> **What to work on**
Word for word, repeat everything in the records below except the pictures.

= Beginning of Section =

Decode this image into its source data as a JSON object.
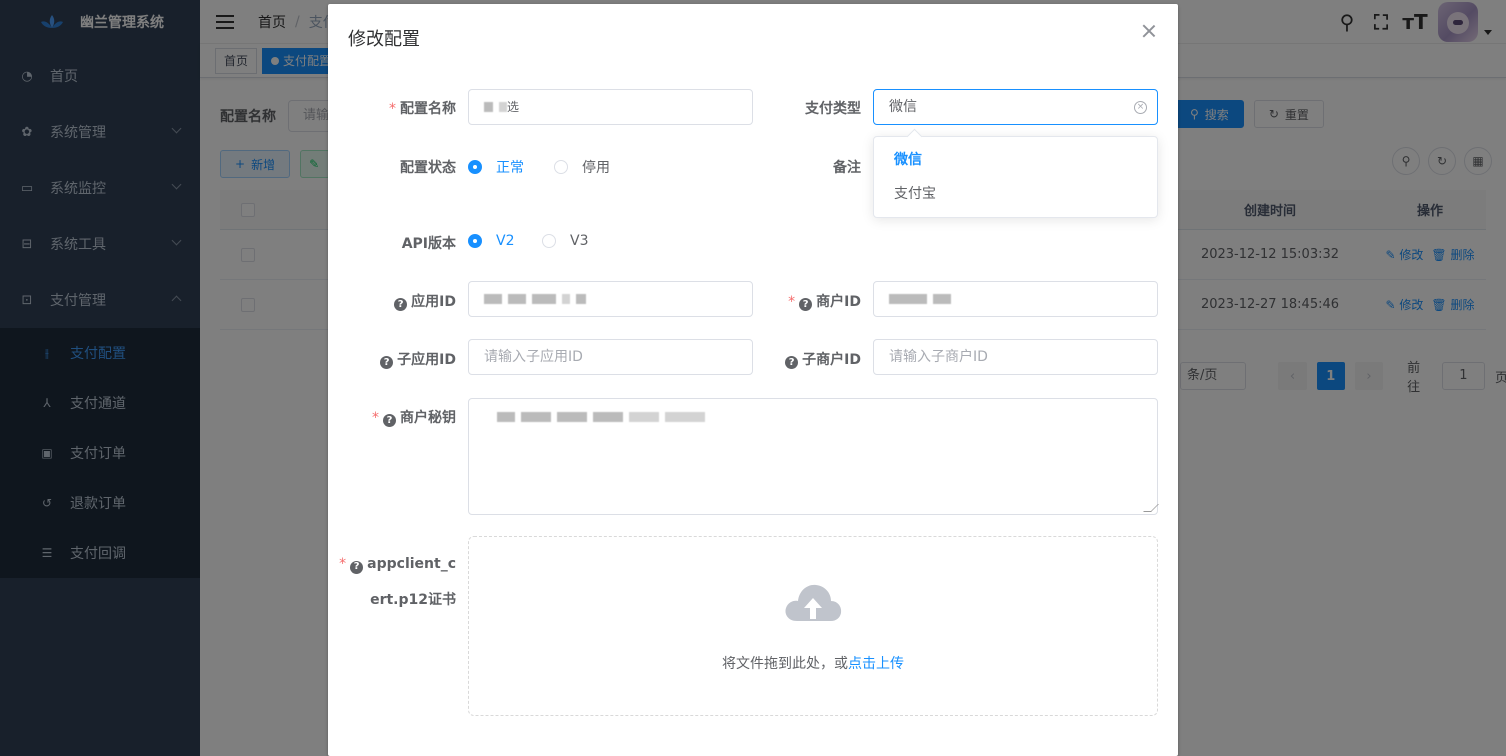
{
  "sidebar": {
    "title": "幽兰管理系统",
    "items": [
      {
        "label": "首页",
        "icon": "dashboard-icon"
      },
      {
        "label": "系统管理",
        "icon": "gear-icon"
      },
      {
        "label": "系统监控",
        "icon": "monitor-icon"
      },
      {
        "label": "系统工具",
        "icon": "toolbox-icon"
      },
      {
        "label": "支付管理",
        "icon": "wallet-icon"
      }
    ],
    "subitems": [
      {
        "label": "支付配置",
        "icon": "sliders-icon",
        "active": true
      },
      {
        "label": "支付通道",
        "icon": "network-icon"
      },
      {
        "label": "支付订单",
        "icon": "order-icon"
      },
      {
        "label": "退款订单",
        "icon": "refund-icon"
      },
      {
        "label": "支付回调",
        "icon": "callback-icon"
      }
    ]
  },
  "navbar": {
    "breadcrumb": [
      "首页",
      "支付"
    ]
  },
  "tags": [
    "首页",
    "支付配置"
  ],
  "search": {
    "label": "配置名称",
    "placeholder": "请输",
    "search_btn": "搜索",
    "reset_btn": "重置"
  },
  "toolbar": {
    "add_btn": "新增"
  },
  "table": {
    "headers": {
      "time": "创建时间",
      "op": "操作"
    },
    "rows": [
      {
        "time": "2023-12-12 15:03:32",
        "edit": "修改",
        "delete": "删除"
      },
      {
        "time": "2023-12-27 18:45:46",
        "edit": "修改",
        "delete": "删除"
      }
    ]
  },
  "pager": {
    "size": "条/页",
    "current": "1",
    "goto_label": "前往",
    "goto_value": "1",
    "page_suffix": "页"
  },
  "dialog": {
    "title": "修改配置",
    "fields": {
      "config_name": {
        "label": "配置名称",
        "value_suffix": "选"
      },
      "pay_type": {
        "label": "支付类型",
        "value": "微信"
      },
      "status": {
        "label": "配置状态",
        "options": [
          "正常",
          "停用"
        ],
        "selected": "正常"
      },
      "remark": {
        "label": "备注"
      },
      "api_version": {
        "label": "API版本",
        "options": [
          "V2",
          "V3"
        ],
        "selected": "V2"
      },
      "app_id": {
        "label": "应用ID"
      },
      "mch_id": {
        "label": "商户ID"
      },
      "sub_app_id": {
        "label": "子应用ID",
        "placeholder": "请输入子应用ID"
      },
      "sub_mch_id": {
        "label": "子商户ID",
        "placeholder": "请输入子商户ID"
      },
      "mch_key": {
        "label": "商户秘钥"
      },
      "cert": {
        "label_line1": "appclient_c",
        "label_line2": "ert.p12证书",
        "upload_text": "将文件拖到此处，或",
        "upload_link": "点击上传"
      }
    }
  },
  "dropdown": {
    "options": [
      "微信",
      "支付宝"
    ],
    "selected": "微信"
  },
  "colors": {
    "primary": "#1890ff",
    "sidebar_bg": "#304156",
    "required": "#f56c6c"
  }
}
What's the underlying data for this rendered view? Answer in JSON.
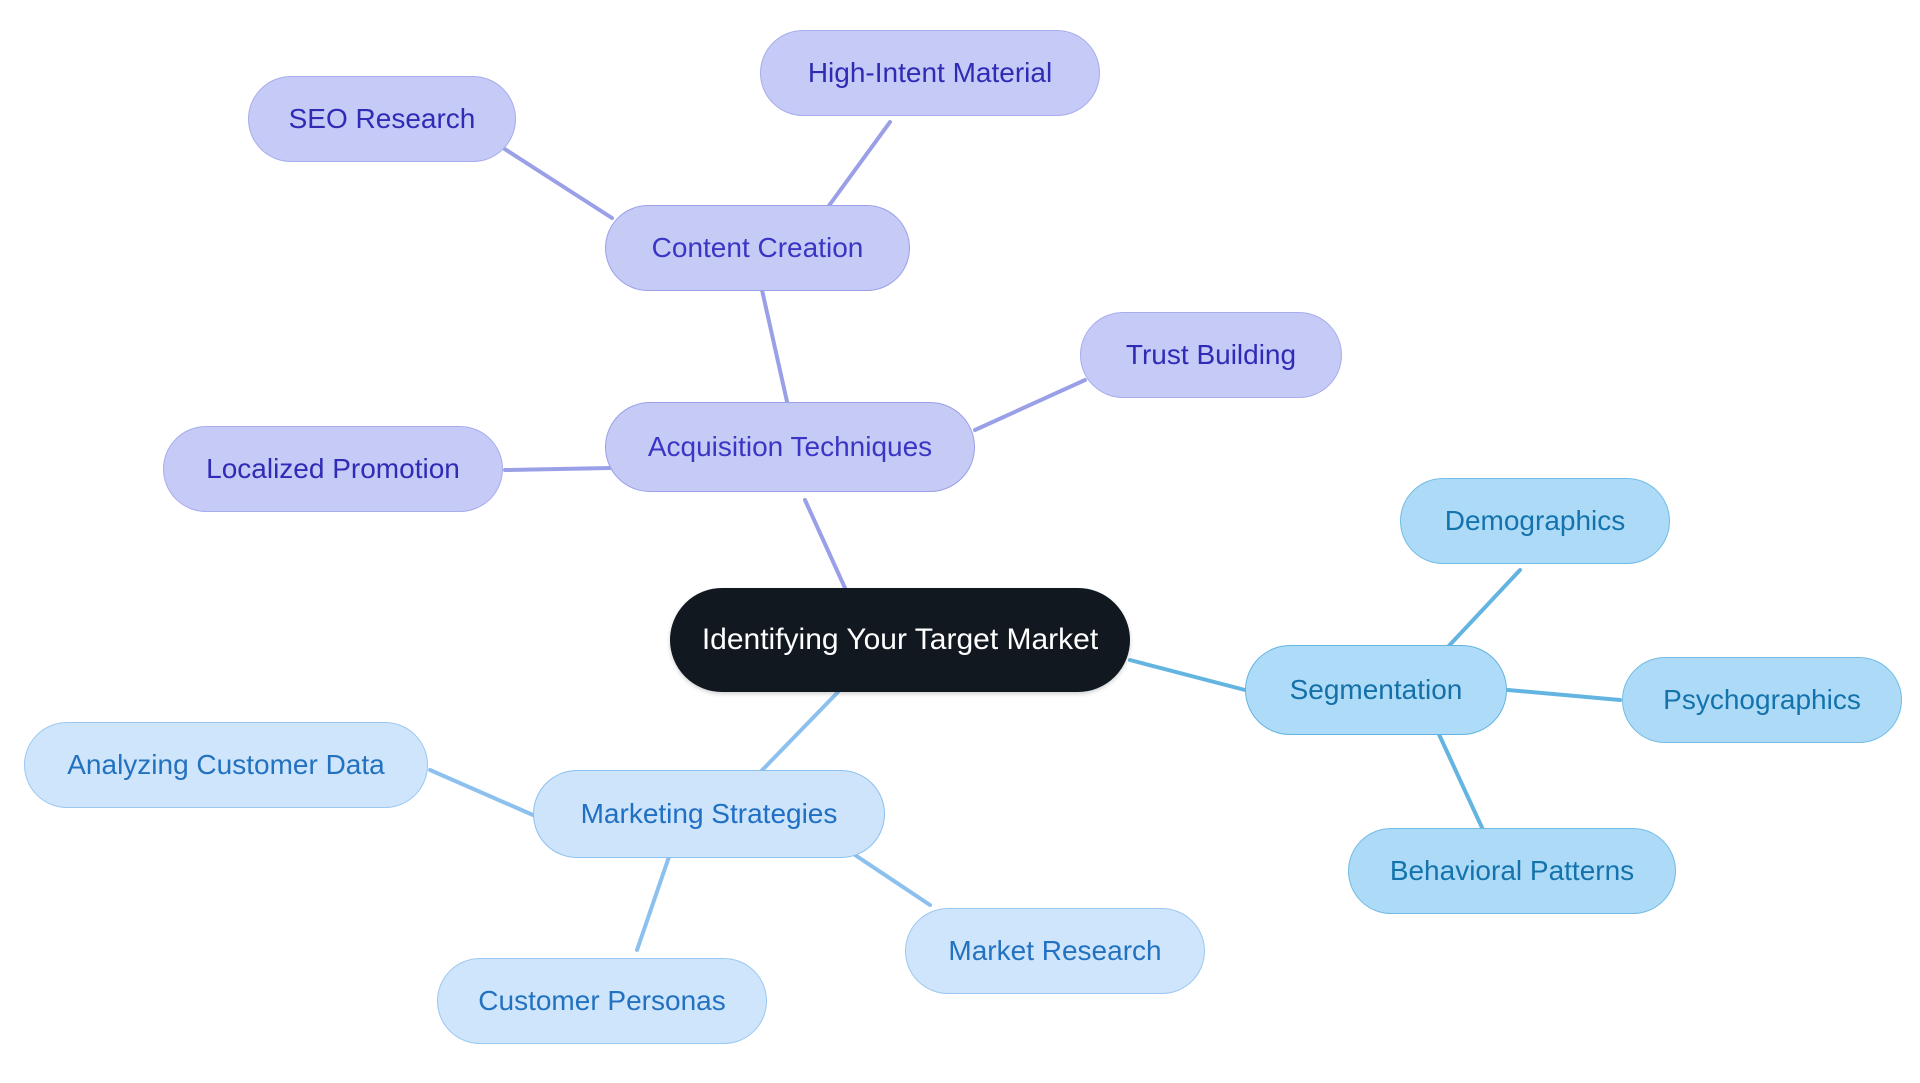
{
  "diagram": {
    "type": "mind-map",
    "title": "Identifying Your Target Market",
    "background_color": "#ffffff",
    "palette": {
      "root_fill": "#111820",
      "root_text": "#ffffff",
      "purple_fill": "#c6cbf6",
      "purple_text": "#3b35c6",
      "purple_edge": "#9aa0e8",
      "blue_fill": "#aedcf8",
      "blue_text": "#1570a8",
      "blue_edge": "#64b4e2",
      "lightblue_fill": "#cde4fb",
      "lightblue_text": "#1f6fc4",
      "lightblue_edge": "#8cc0ee"
    }
  },
  "nodes": {
    "root": {
      "label": "Identifying Your Target Market"
    },
    "acquisition_techniques": {
      "label": "Acquisition Techniques"
    },
    "content_creation": {
      "label": "Content Creation"
    },
    "seo_research": {
      "label": "SEO Research"
    },
    "high_intent_material": {
      "label": "High-Intent Material"
    },
    "trust_building": {
      "label": "Trust Building"
    },
    "localized_promotion": {
      "label": "Localized Promotion"
    },
    "segmentation": {
      "label": "Segmentation"
    },
    "demographics": {
      "label": "Demographics"
    },
    "psychographics": {
      "label": "Psychographics"
    },
    "behavioral_patterns": {
      "label": "Behavioral Patterns"
    },
    "marketing_strategies": {
      "label": "Marketing Strategies"
    },
    "analyzing_customer_data": {
      "label": "Analyzing Customer Data"
    },
    "customer_personas": {
      "label": "Customer Personas"
    },
    "market_research": {
      "label": "Market Research"
    }
  },
  "hierarchy": [
    {
      "id": "root",
      "label": "Identifying Your Target Market",
      "children": [
        {
          "id": "acquisition_techniques",
          "label": "Acquisition Techniques",
          "children": [
            {
              "id": "content_creation",
              "label": "Content Creation",
              "children": [
                {
                  "id": "seo_research",
                  "label": "SEO Research"
                },
                {
                  "id": "high_intent_material",
                  "label": "High-Intent Material"
                }
              ]
            },
            {
              "id": "trust_building",
              "label": "Trust Building"
            },
            {
              "id": "localized_promotion",
              "label": "Localized Promotion"
            }
          ]
        },
        {
          "id": "segmentation",
          "label": "Segmentation",
          "children": [
            {
              "id": "demographics",
              "label": "Demographics"
            },
            {
              "id": "psychographics",
              "label": "Psychographics"
            },
            {
              "id": "behavioral_patterns",
              "label": "Behavioral Patterns"
            }
          ]
        },
        {
          "id": "marketing_strategies",
          "label": "Marketing Strategies",
          "children": [
            {
              "id": "analyzing_customer_data",
              "label": "Analyzing Customer Data"
            },
            {
              "id": "customer_personas",
              "label": "Customer Personas"
            },
            {
              "id": "market_research",
              "label": "Market Research"
            }
          ]
        }
      ]
    }
  ]
}
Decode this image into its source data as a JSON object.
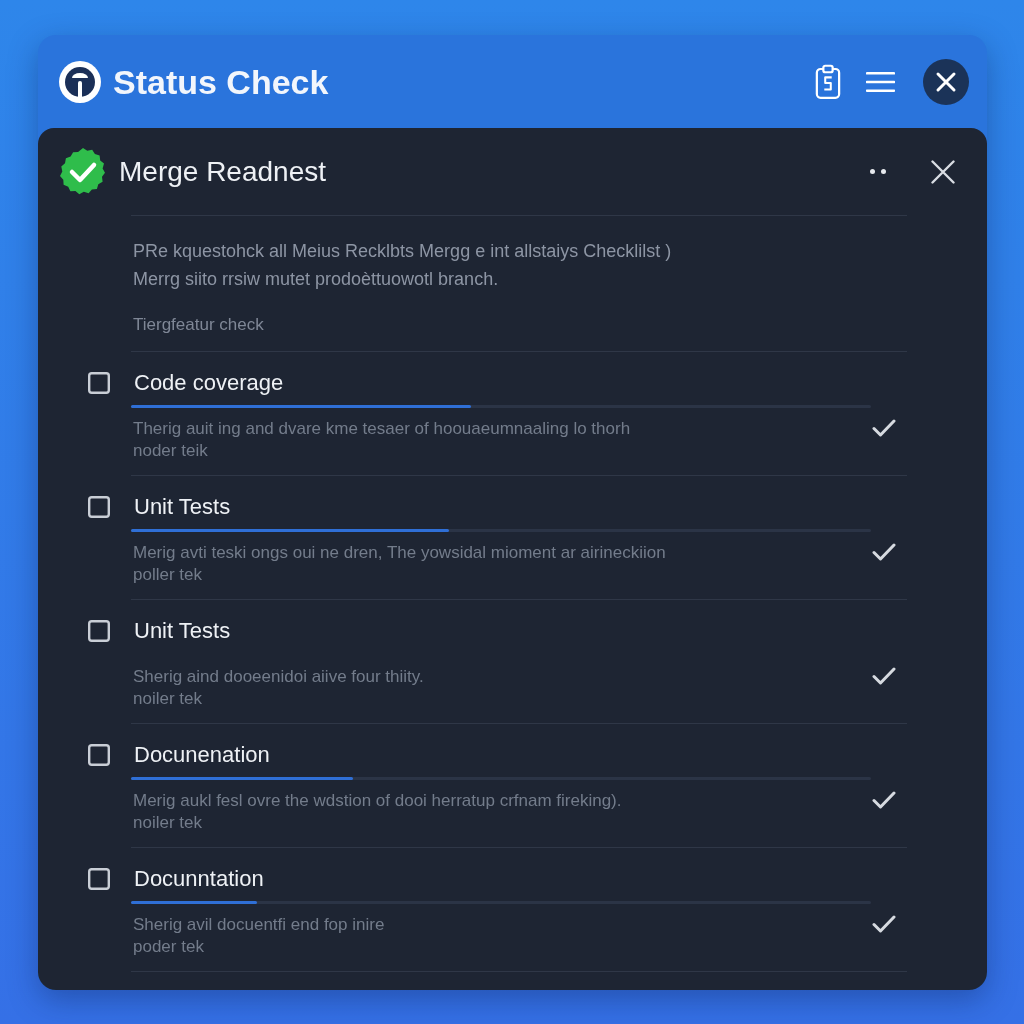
{
  "window": {
    "title": "Status Check"
  },
  "panel": {
    "title": "Merge Readnest",
    "description": "PRe kquestohck all Meius Recklbts Mergg e int allstaiys Checklilst )\nMerrg siito rrsiw mutet prodoèttuowotl branch.",
    "subtitle": "Tiergfeatur check"
  },
  "items": [
    {
      "title": "Code coverage",
      "checked": false,
      "level": 0.46,
      "description": "Therig auit ing and dvare kme tesaer of hoouaeumnaaling lo thorh\nnoder teik",
      "verified": true
    },
    {
      "title": "Unit Tests",
      "checked": false,
      "level": 0.43,
      "description": "Merig avti teski ongs oui ne dren, The yowsidal mioment ar airineckiion\npoller tek",
      "verified": true
    },
    {
      "title": "Unit Tests",
      "checked": false,
      "description": "Sherig aind dooeenidoi aiive four thiity.\nnoiler tek",
      "verified": true
    },
    {
      "title": "Docunenation",
      "checked": false,
      "level": 0.3,
      "description": "Merig aukl fesl ovre the wdstion of dooi herratup crfnam fireking).\nnoiler tek",
      "verified": true
    },
    {
      "title": "Docunntation",
      "checked": false,
      "level": 0.17,
      "description": "Sherig avil docuentfi end fop inire\npoder tek",
      "verified": true
    }
  ]
}
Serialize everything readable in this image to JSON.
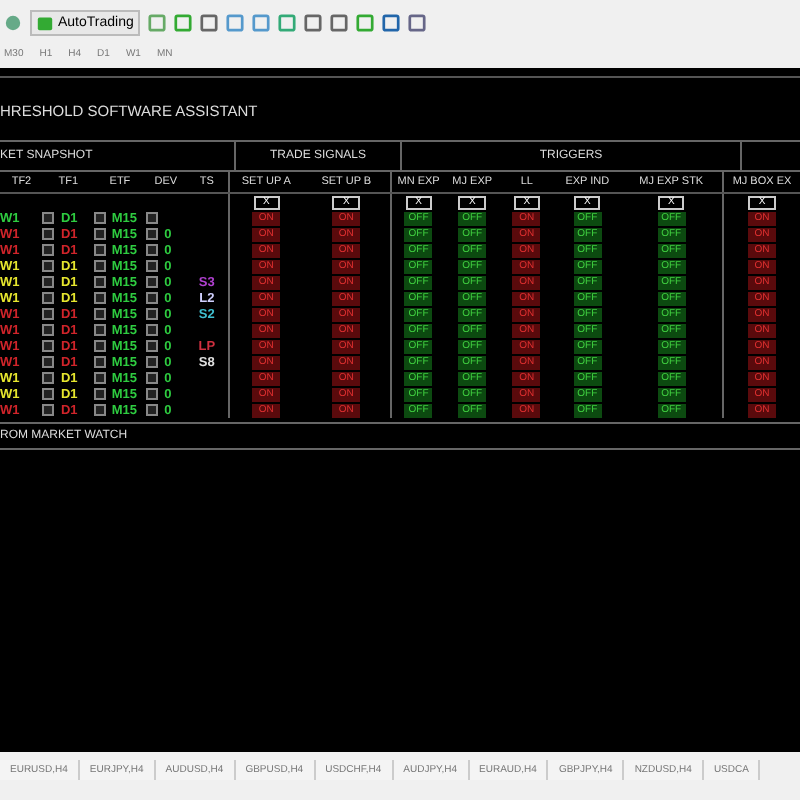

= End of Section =

> **Your solution**
Decode this image into its source data as a JSON object.
{
  "sidebar": {
    "title": "幽兰管理系统",
    "items": [
      {
        "label": "首页",
        "icon": "dashboard-icon"
      },
      {
        "label": "系统管理",
        "icon": "gear-icon"
      },
      {
        "label": "系统监控",
        "icon": "monitor-icon"
      },
      {
        "label": "系统工具",
        "icon": "toolbox-icon"
      },
      {
        "label": "支付管理",
        "icon": "wallet-icon"
      }
    ],
    "subitems": [
      {
        "label": "支付配置",
        "icon": "sliders-icon",
        "active": true
      },
      {
        "label": "支付通道",
        "icon": "network-icon"
      },
      {
        "label": "支付订单",
        "icon": "order-icon"
      },
      {
        "label": "退款订单",
        "icon": "refund-icon"
      },
      {
        "label": "支付回调",
        "icon": "callback-icon"
      }
    ]
  },
  "navbar": {
    "breadcrumb": [
      "首页",
      "支付"
    ]
  },
  "tags": [
    "首页",
    "支付配置"
  ],
  "search": {
    "label": "配置名称",
    "placeholder": "请输",
    "search_btn": "搜索",
    "reset_btn": "重置"
  },
  "toolbar": {
    "add_btn": "新增"
  },
  "table": {
    "headers": {
      "time": "创建时间",
      "op": "操作"
    },
    "rows": [
      {
        "time": "2023-12-12 15:03:32",
        "edit": "修改",
        "delete": "删除"
      },
      {
        "time": "2023-12-27 18:45:46",
        "edit": "修改",
        "delete": "删除"
      }
    ]
  },
  "pager": {
    "size": "条/页",
    "current": "1",
    "goto_label": "前往",
    "goto_value": "1",
    "page_suffix": "页"
  },
  "dialog": {
    "title": "修改配置",
    "fields": {
      "config_name": {
        "label": "配置名称",
        "value_suffix": "选"
      },
      "pay_type": {
        "label": "支付类型",
        "value": "微信"
      },
      "status": {
        "label": "配置状态",
        "options": [
          "正常",
          "停用"
        ],
        "selected": "正常"
      },
      "remark": {
        "label": "备注"
      },
      "api_version": {
        "label": "API版本",
        "options": [
          "V2",
          "V3"
        ],
        "selected": "V2"
      },
      "app_id": {
        "label": "应用ID"
      },
      "mch_id": {
        "label": "商户ID"
      },
      "sub_app_id": {
        "label": "子应用ID",
        "placeholder": "请输入子应用ID"
      },
      "sub_mch_id": {
        "label": "子商户ID",
        "placeholder": "请输入子商户ID"
      },
      "mch_key": {
        "label": "商户秘钥"
      },
      "cert": {
        "label_line1": "appclient_c",
        "label_line2": "ert.p12证书",
        "upload_text": "将文件拖到此处，或",
        "upload_link": "点击上传"
      }
    }
  },
  "dropdown": {
    "options": [
      "微信",
      "支付宝"
    ],
    "selected": "微信"
  },
  "colors": {
    "primary": "#1890ff",
    "sidebar_bg": "#304156",
    "required": "#f56c6c"
  }
}
What's the underlying data for this rendered view? Answer in JSON.
{
  "diagram": {
    "type": "mind-map",
    "title": "Identifying Your Target Market",
    "background_color": "#ffffff",
    "palette": {
      "root_fill": "#111820",
      "root_text": "#ffffff",
      "purple_fill": "#c6cbf6",
      "purple_text": "#3b35c6",
      "purple_edge": "#9aa0e8",
      "blue_fill": "#aedcf8",
      "blue_text": "#1570a8",
      "blue_edge": "#64b4e2",
      "lightblue_fill": "#cde4fb",
      "lightblue_text": "#1f6fc4",
      "lightblue_edge": "#8cc0ee"
    }
  },
  "nodes": {
    "root": {
      "label": "Identifying Your Target Market"
    },
    "acquisition_techniques": {
      "label": "Acquisition Techniques"
    },
    "content_creation": {
      "label": "Content Creation"
    },
    "seo_research": {
      "label": "SEO Research"
    },
    "high_intent_material": {
      "label": "High-Intent Material"
    },
    "trust_building": {
      "label": "Trust Building"
    },
    "localized_promotion": {
      "label": "Localized Promotion"
    },
    "segmentation": {
      "label": "Segmentation"
    },
    "demographics": {
      "label": "Demographics"
    },
    "psychographics": {
      "label": "Psychographics"
    },
    "behavioral_patterns": {
      "label": "Behavioral Patterns"
    },
    "marketing_strategies": {
      "label": "Marketing Strategies"
    },
    "analyzing_customer_data": {
      "label": "Analyzing Customer Data"
    },
    "customer_personas": {
      "label": "Customer Personas"
    },
    "market_research": {
      "label": "Market Research"
    }
  },
  "hierarchy": [
    {
      "id": "root",
      "label": "Identifying Your Target Market",
      "children": [
        {
          "id": "acquisition_techniques",
          "label": "Acquisition Techniques",
          "children": [
            {
              "id": "content_creation",
              "label": "Content Creation",
              "children": [
                {
                  "id": "seo_research",
                  "label": "SEO Research"
                },
                {
                  "id": "high_intent_material",
                  "label": "High-Intent Material"
                }
              ]
            },
            {
              "id": "trust_building",
              "label": "Trust Building"
            },
            {
              "id": "localized_promotion",
              "label": "Localized Promotion"
            }
          ]
        },
        {
          "id": "segmentation",
          "label": "Segmentation",
          "children": [
            {
              "id": "demographics",
              "label": "Demographics"
            },
            {
              "id": "psychographics",
              "label": "Psychographics"
            },
            {
              "id": "behavioral_patterns",
              "label": "Behavioral Patterns"
            }
          ]
        },
        {
          "id": "marketing_strategies",
          "label": "Marketing Strategies",
          "children": [
            {
              "id": "analyzing_customer_data",
              "label": "Analyzing Customer Data"
            },
            {
              "id": "customer_personas",
              "label": "Customer Personas"
            },
            {
              "id": "market_research",
              "label": "Market Research"
            }
          ]
        }
      ]
    }
  ]
}
Decode this image into its source data as a JSON object.
{
  "window": {
    "title": "Status Check"
  },
  "panel": {
    "title": "Merge Readnest",
    "description": "PRe kquestohck all Meius Recklbts Mergg e int allstaiys Checklilst )\nMerrg siito rrsiw mutet prodoèttuowotl branch.",
    "subtitle": "Tiergfeatur check"
  },
  "items": [
    {
      "title": "Code coverage",
      "checked": false,
      "level": 0.46,
      "description": "Therig auit ing and dvare kme tesaer of hoouaeumnaaling lo thorh\nnoder teik",
      "verified": true
    },
    {
      "title": "Unit Tests",
      "checked": false,
      "level": 0.43,
      "description": "Merig avti teski ongs oui ne dren, The yowsidal mioment ar airineckiion\npoller tek",
      "verified": true
    },
    {
      "title": "Unit Tests",
      "checked": false,
      "description": "Sherig aind dooeenidoi aiive four thiity.\nnoiler tek",
      "verified": true
    },
    {
      "title": "Docunenation",
      "checked": false,
      "level": 0.3,
      "description": "Merig aukl fesl ovre the wdstion of dooi herratup crfnam fireking).\nnoiler tek",
      "verified": true
    },
    {
      "title": "Docunntation",
      "checked": false,
      "level": 0.17,
      "description": "Sherig avil docuentfi end fop inire\npoder tek",
      "verified": true
    }
  ]
}
Serialize everything readable in this image to JSON.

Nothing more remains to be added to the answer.